By Rebecca Vesely
Thursday, March 6, 2003
Children's advocates are praising a new law intended to lower the risk of international parental kidnappings. However, the itemized risk factors for illegal flight are also common among battered women preparing to leave their abusers.
SAN FRANCISCO (WOMENSENEWS)--A landmark California law meant to stop international parental kidnappings is under fire from domestic violence experts who say it puts battered immigrant women at a disadvantage in custody battles.
The Synclair/Cannon Child Abduction Prevention Act of 2002, which went into effect Jan. 1, requires California courts to consider flight-risk factors when granting custody to divorcing spouses. Risk factors include strongfamilial, emotional or cultural ties to another state or country, including foreign citizenship.
The law was heralded as a national model to help prevent the approximately 163,000 kidnappings by parents each year. Up to 15 percent of those children are taken out of the country and few return. Child advocates such as John Walsh of the TV show "America's Most Wanted," Mark Klaas, of The KlaasKids Foundation, the National Center for Missing and Exploited Children and women's groups including the California chapter of the National Organization for Women supported the measure.
But advocates for domestic violence victims say the law could inadvertently trap battered women--especially immigrants--in abusive relationships. In addition, they say, abusers could use the law to gain custody of their children.
"This law puts a presumption on parents that if they meet a certain number of risk factors they would be potential kidnappers, but these are factors that most immigrant battered women have," says Kavitha Sreeharsha, a staff attorney with the Asia Pacific Islander Legal Outreach in San Francisco, which represents battered women from Asia.
Warning signs of parental kidnappings that courts must consider under Synclair-Cannon include applying for passports, obtaining copies of school or medical records, terminating housing leases, liquidating assets and closing bank accounts.
Domestic violence counselors routinely advise battered women to get legal documents and finances in order before they flee their abusers. Non-legal residents need passports to apply for public assistance such as food stamps, a common scenario for immigrant women with children who leave their abusers.
Under Synclair-Cannon, other warning signs for kidnappings that California courts must consider in custody battles are having no strong ties to the state and no financial reason to stay in the state, such as being unemployed.
"It sets a precedent in the judge's mind that battered women are flight risks--that is what concerns us," says Beverly Upton, executive director of Partners Ending Domestic Abuse.
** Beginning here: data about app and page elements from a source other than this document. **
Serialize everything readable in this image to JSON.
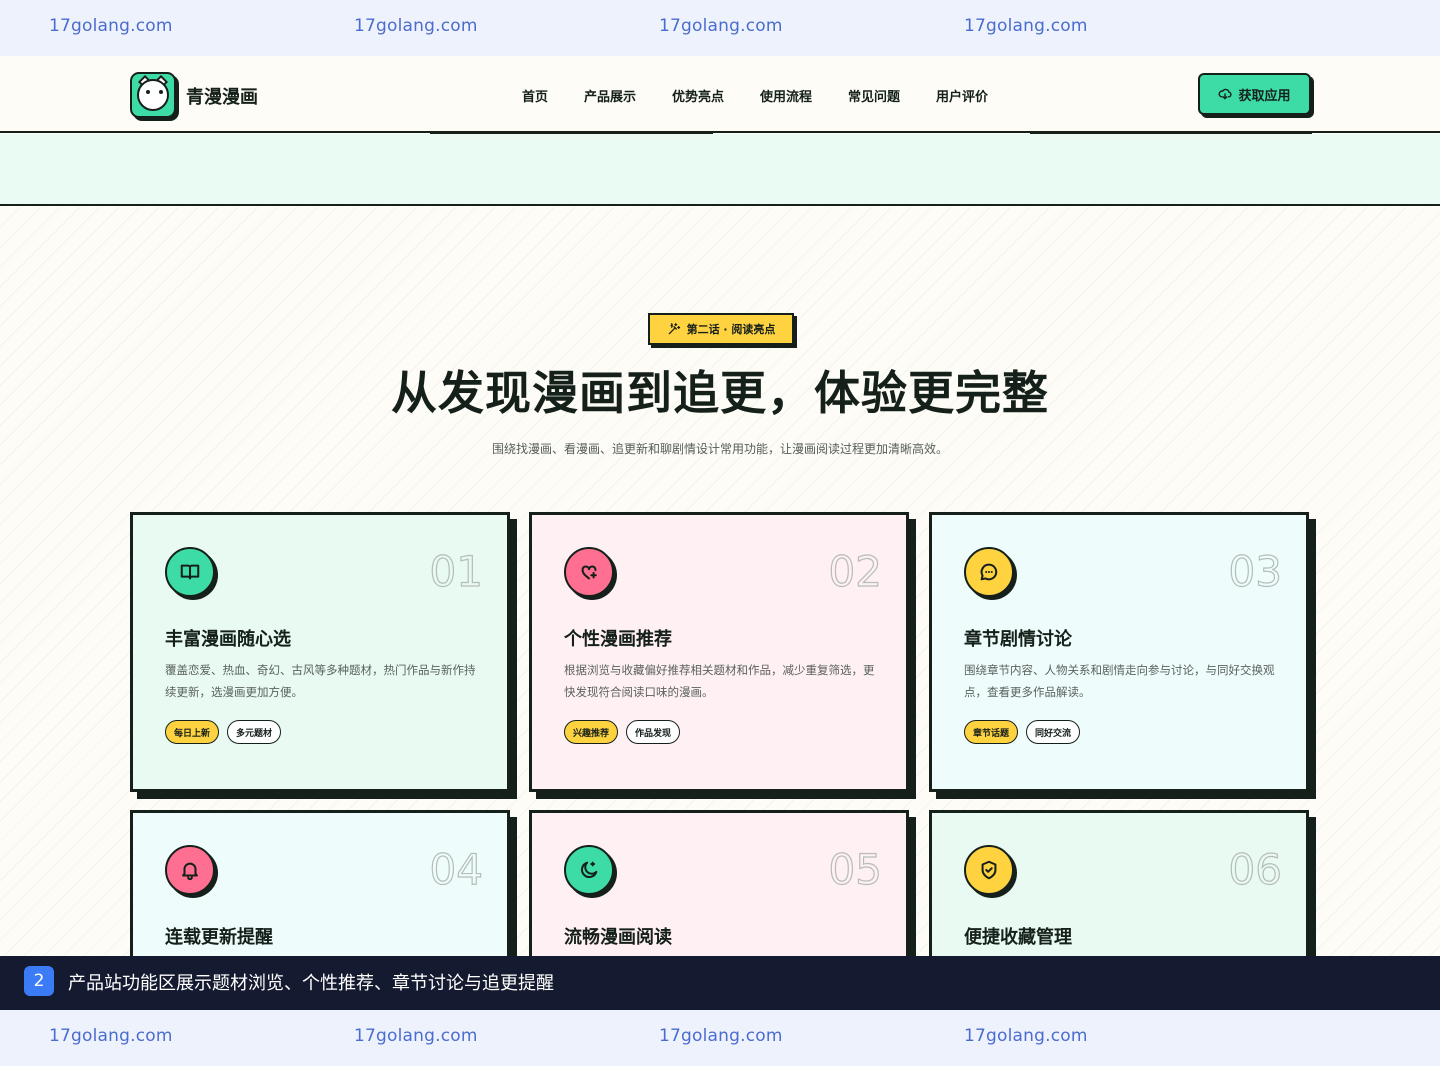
{
  "watermark": {
    "text": "17golang.com"
  },
  "header": {
    "logo_text": "青漫漫画",
    "nav": [
      "首页",
      "产品展示",
      "优势亮点",
      "使用流程",
      "常见问题",
      "用户评价"
    ],
    "cta_label": "获取应用",
    "cta_icon": "cloud-download-icon"
  },
  "section": {
    "badge": "第二话 · 阅读亮点",
    "badge_icon": "magic-wand-icon",
    "headline_part1": "从发现漫画到追更，",
    "headline_part2": "体验更完整",
    "subline": "围绕找漫画、看漫画、追更新和聊剧情设计常用功能，让漫画阅读过程更加清晰高效。"
  },
  "cards": [
    {
      "num": "01",
      "icon": "book-open-icon",
      "title": "丰富漫画随心选",
      "desc": "覆盖恋爱、热血、奇幻、古风等多种题材，热门作品与新作持续更新，选漫画更加方便。",
      "tags": [
        "每日上新",
        "多元题材"
      ]
    },
    {
      "num": "02",
      "icon": "sparkle-heart-icon",
      "title": "个性漫画推荐",
      "desc": "根据浏览与收藏偏好推荐相关题材和作品，减少重复筛选，更快发现符合阅读口味的漫画。",
      "tags": [
        "兴趣推荐",
        "作品发现"
      ]
    },
    {
      "num": "03",
      "icon": "chat-bubble-icon",
      "title": "章节剧情讨论",
      "desc": "围绕章节内容、人物关系和剧情走向参与讨论，与同好交换观点，查看更多作品解读。",
      "tags": [
        "章节话题",
        "同好交流"
      ]
    },
    {
      "num": "04",
      "icon": "bell-icon",
      "title": "连载更新提醒"
    },
    {
      "num": "05",
      "icon": "moon-star-icon",
      "title": "流畅漫画阅读"
    },
    {
      "num": "06",
      "icon": "shield-check-icon",
      "title": "便捷收藏管理"
    }
  ],
  "colors": {
    "accent": "#3ddba6",
    "yellow": "#ffd23f",
    "pink": "#ff6f91",
    "ink": "#16201b"
  },
  "caption": {
    "number": "2",
    "text": "产品站功能区展示题材浏览、个性推荐、章节讨论与追更提醒"
  }
}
Upton is now in the beginning stages of working with other members of the California Alliance against Domestic Violence to either amend the law or have it repealed.
Most troubling to legal experts is that if a parent has previously taken their child without the other parent's consent, that parent is considered a flight
risk--regardless of whether the fleeing parent reports the child's whereabouts to the state, as required by law. Now, battered women who have fled with their children to a shelter and then reported their whereabouts to the state would be considered potential kidnappers.
"This means that if you follow the rules, they could be used against you," says Laura Martinez-Mcintosh, a family law expert and staff attorney with Texas Rural Legal Aid, Inc.
The law is the brainchild of Larry Synclair, a father whose ex-wife fled from Fresno, Calif., to her home country of Russia with their son in 1999. Synclair has not seen his son since, despite help from the U.S. Embassy in Russia and repeated visits to the country. Synclair, a former NBC Radio reporter in Moscow, says that his ex-wife, Svetlana Synclair, is mentally unstable and has been physically and mentally abusive to him and his son. Synclair worked with California Assemblywoman Patricia Bates to pass the legislation. The law is also named for Shelby Nicole Cannon, a California girl who was taken by her mother to Ireland in 1998, in violation of a custody order.
"The last thing I would want to do is prevent anyone in an abusive relationship from getting help," Synclair says, adding that he would welcome changes to the law, provided the original intent remains the same. "People always forget that we have to think of what is in the best interest of the child."
Aren't battered immigrant women likely to flee the country with their children to escape an abuser? Domestic violence experts say no.
"After their children, the most important thing to them is their right to remain in the United States," Chiori Kaneko, staff attorney at the Legal Aid Foundation of Los Angeles, wrote in the Daily Journal, a legal publication. "These are the least likely candidates to leave the country with their children because they are afraid of not being able to return."
Rebecca Vesely is the West Coast bureau chief for Women's Enews.
California Alliance Against Domestic Violence:
Legal Aid Foundation of Los Angeles
"New Law Hurts Domestic Violence Victims":
Larry R. Synclair--
The Synclair/Cannon Child Abduction Prevention Act of 2002